START EXTRACTED MATERIAL

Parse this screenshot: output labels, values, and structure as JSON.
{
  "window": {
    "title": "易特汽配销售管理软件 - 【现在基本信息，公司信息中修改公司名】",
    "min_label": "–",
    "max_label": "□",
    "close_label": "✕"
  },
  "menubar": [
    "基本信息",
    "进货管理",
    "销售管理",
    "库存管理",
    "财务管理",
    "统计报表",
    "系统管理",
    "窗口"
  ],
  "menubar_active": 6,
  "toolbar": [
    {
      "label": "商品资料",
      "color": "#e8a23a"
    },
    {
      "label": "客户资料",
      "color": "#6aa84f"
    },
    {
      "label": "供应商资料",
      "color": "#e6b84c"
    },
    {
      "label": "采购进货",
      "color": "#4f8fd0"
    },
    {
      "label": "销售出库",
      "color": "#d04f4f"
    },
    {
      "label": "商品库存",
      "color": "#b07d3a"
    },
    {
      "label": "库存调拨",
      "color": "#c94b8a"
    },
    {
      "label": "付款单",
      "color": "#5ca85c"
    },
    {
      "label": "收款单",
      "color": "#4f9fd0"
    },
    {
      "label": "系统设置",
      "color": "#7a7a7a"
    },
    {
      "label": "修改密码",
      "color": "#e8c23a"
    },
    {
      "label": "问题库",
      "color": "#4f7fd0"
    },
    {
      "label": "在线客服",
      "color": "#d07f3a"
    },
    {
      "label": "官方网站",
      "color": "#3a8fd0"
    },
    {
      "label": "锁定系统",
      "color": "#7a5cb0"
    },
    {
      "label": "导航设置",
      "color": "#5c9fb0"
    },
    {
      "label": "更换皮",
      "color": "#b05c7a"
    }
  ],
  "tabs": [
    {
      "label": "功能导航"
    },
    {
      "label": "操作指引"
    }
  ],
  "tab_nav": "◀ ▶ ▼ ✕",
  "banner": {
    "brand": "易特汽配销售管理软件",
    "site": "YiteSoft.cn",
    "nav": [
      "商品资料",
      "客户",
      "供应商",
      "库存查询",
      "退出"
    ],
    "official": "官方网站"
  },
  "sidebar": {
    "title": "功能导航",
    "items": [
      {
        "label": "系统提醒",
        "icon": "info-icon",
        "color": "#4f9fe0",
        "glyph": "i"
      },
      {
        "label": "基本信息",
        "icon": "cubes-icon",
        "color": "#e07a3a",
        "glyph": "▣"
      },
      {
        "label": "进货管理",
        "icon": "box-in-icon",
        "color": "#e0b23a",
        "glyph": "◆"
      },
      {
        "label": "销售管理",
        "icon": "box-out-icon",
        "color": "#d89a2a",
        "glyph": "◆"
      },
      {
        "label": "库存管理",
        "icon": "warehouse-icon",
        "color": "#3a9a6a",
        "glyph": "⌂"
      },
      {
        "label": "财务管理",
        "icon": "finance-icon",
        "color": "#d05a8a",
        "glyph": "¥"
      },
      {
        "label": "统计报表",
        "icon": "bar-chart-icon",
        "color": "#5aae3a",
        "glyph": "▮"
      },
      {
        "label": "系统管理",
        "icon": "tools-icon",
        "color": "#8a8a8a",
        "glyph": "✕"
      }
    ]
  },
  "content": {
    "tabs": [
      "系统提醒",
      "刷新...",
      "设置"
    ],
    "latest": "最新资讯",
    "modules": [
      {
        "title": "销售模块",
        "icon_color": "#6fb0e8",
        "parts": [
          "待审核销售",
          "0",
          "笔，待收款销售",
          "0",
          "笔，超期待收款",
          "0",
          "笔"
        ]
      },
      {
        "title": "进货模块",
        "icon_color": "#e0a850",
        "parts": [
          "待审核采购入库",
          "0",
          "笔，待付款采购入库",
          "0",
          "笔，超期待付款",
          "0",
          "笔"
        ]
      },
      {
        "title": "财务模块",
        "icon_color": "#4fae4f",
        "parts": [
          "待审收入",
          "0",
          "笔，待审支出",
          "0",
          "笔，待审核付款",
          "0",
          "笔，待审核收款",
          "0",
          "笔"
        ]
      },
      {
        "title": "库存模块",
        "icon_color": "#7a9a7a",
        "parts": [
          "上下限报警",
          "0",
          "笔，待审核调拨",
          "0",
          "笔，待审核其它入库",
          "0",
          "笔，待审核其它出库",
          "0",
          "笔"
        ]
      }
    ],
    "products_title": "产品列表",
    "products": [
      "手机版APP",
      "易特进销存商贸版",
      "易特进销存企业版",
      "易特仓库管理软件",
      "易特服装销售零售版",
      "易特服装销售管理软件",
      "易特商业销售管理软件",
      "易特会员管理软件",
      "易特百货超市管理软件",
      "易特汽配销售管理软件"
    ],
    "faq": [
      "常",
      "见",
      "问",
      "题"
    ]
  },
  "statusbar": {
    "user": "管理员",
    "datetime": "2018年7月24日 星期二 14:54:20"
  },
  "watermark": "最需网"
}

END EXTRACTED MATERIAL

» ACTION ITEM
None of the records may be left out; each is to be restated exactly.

» SOLUTION FOR THIS PROBLEM
Parse this screenshot: output labels, values, and structure as JSON.
{
  "window": {
    "title": "易特汽配销售管理软件 - 【现在基本信息，公司信息中修改公司名】",
    "min_label": "–",
    "max_label": "□",
    "close_label": "✕"
  },
  "menubar": [
    "基本信息",
    "进货管理",
    "销售管理",
    "库存管理",
    "财务管理",
    "统计报表",
    "系统管理",
    "窗口"
  ],
  "menubar_active": 6,
  "toolbar": [
    {
      "label": "商品资料",
      "color": "#e8a23a"
    },
    {
      "label": "客户资料",
      "color": "#6aa84f"
    },
    {
      "label": "供应商资料",
      "color": "#e6b84c"
    },
    {
      "label": "采购进货",
      "color": "#4f8fd0"
    },
    {
      "label": "销售出库",
      "color": "#d04f4f"
    },
    {
      "label": "商品库存",
      "color": "#b07d3a"
    },
    {
      "label": "库存调拨",
      "color": "#c94b8a"
    },
    {
      "label": "付款单",
      "color": "#5ca85c"
    },
    {
      "label": "收款单",
      "color": "#4f9fd0"
    },
    {
      "label": "系统设置",
      "color": "#7a7a7a"
    },
    {
      "label": "修改密码",
      "color": "#e8c23a"
    },
    {
      "label": "问题库",
      "color": "#4f7fd0"
    },
    {
      "label": "在线客服",
      "color": "#d07f3a"
    },
    {
      "label": "官方网站",
      "color": "#3a8fd0"
    },
    {
      "label": "锁定系统",
      "color": "#7a5cb0"
    },
    {
      "label": "导航设置",
      "color": "#5c9fb0"
    },
    {
      "label": "更换皮",
      "color": "#b05c7a"
    }
  ],
  "tabs": [
    {
      "label": "功能导航"
    },
    {
      "label": "操作指引"
    }
  ],
  "tab_nav": "◀ ▶ ▼ ✕",
  "banner": {
    "brand": "易特汽配销售管理软件",
    "site": "YiteSoft.cn",
    "nav": [
      "商品资料",
      "客户",
      "供应商",
      "库存查询",
      "退出"
    ],
    "official": "官方网站"
  },
  "sidebar": {
    "title": "功能导航",
    "items": [
      {
        "label": "系统提醒",
        "icon": "info-icon",
        "color": "#4f9fe0",
        "glyph": "i"
      },
      {
        "label": "基本信息",
        "icon": "cubes-icon",
        "color": "#e07a3a",
        "glyph": "▣"
      },
      {
        "label": "进货管理",
        "icon": "box-in-icon",
        "color": "#e0b23a",
        "glyph": "◆"
      },
      {
        "label": "销售管理",
        "icon": "box-out-icon",
        "color": "#d89a2a",
        "glyph": "◆"
      },
      {
        "label": "库存管理",
        "icon": "warehouse-icon",
        "color": "#3a9a6a",
        "glyph": "⌂"
      },
      {
        "label": "财务管理",
        "icon": "finance-icon",
        "color": "#d05a8a",
        "glyph": "¥"
      },
      {
        "label": "统计报表",
        "icon": "bar-chart-icon",
        "color": "#5aae3a",
        "glyph": "▮"
      },
      {
        "label": "系统管理",
        "icon": "tools-icon",
        "color": "#8a8a8a",
        "glyph": "✕"
      }
    ]
  },
  "content": {
    "tabs": [
      "系统提醒",
      "刷新...",
      "设置"
    ],
    "latest": "最新资讯",
    "modules": [
      {
        "title": "销售模块",
        "icon_color": "#6fb0e8",
        "parts": [
          "待审核销售",
          "0",
          "笔，待收款销售",
          "0",
          "笔，超期待收款",
          "0",
          "笔"
        ]
      },
      {
        "title": "进货模块",
        "icon_color": "#e0a850",
        "parts": [
          "待审核采购入库",
          "0",
          "笔，待付款采购入库",
          "0",
          "笔，超期待付款",
          "0",
          "笔"
        ]
      },
      {
        "title": "财务模块",
        "icon_color": "#4fae4f",
        "parts": [
          "待审收入",
          "0",
          "笔，待审支出",
          "0",
          "笔，待审核付款",
          "0",
          "笔，待审核收款",
          "0",
          "笔"
        ]
      },
      {
        "title": "库存模块",
        "icon_color": "#7a9a7a",
        "parts": [
          "上下限报警",
          "0",
          "笔，待审核调拨",
          "0",
          "笔，待审核其它入库",
          "0",
          "笔，待审核其它出库",
          "0",
          "笔"
        ]
      }
    ],
    "products_title": "产品列表",
    "products": [
      "手机版APP",
      "易特进销存商贸版",
      "易特进销存企业版",
      "易特仓库管理软件",
      "易特服装销售零售版",
      "易特服装销售管理软件",
      "易特商业销售管理软件",
      "易特会员管理软件",
      "易特百货超市管理软件",
      "易特汽配销售管理软件"
    ],
    "faq": [
      "常",
      "见",
      "问",
      "题"
    ]
  },
  "statusbar": {
    "user": "管理员",
    "datetime": "2018年7月24日 星期二 14:54:20"
  },
  "watermark": "最需网"
}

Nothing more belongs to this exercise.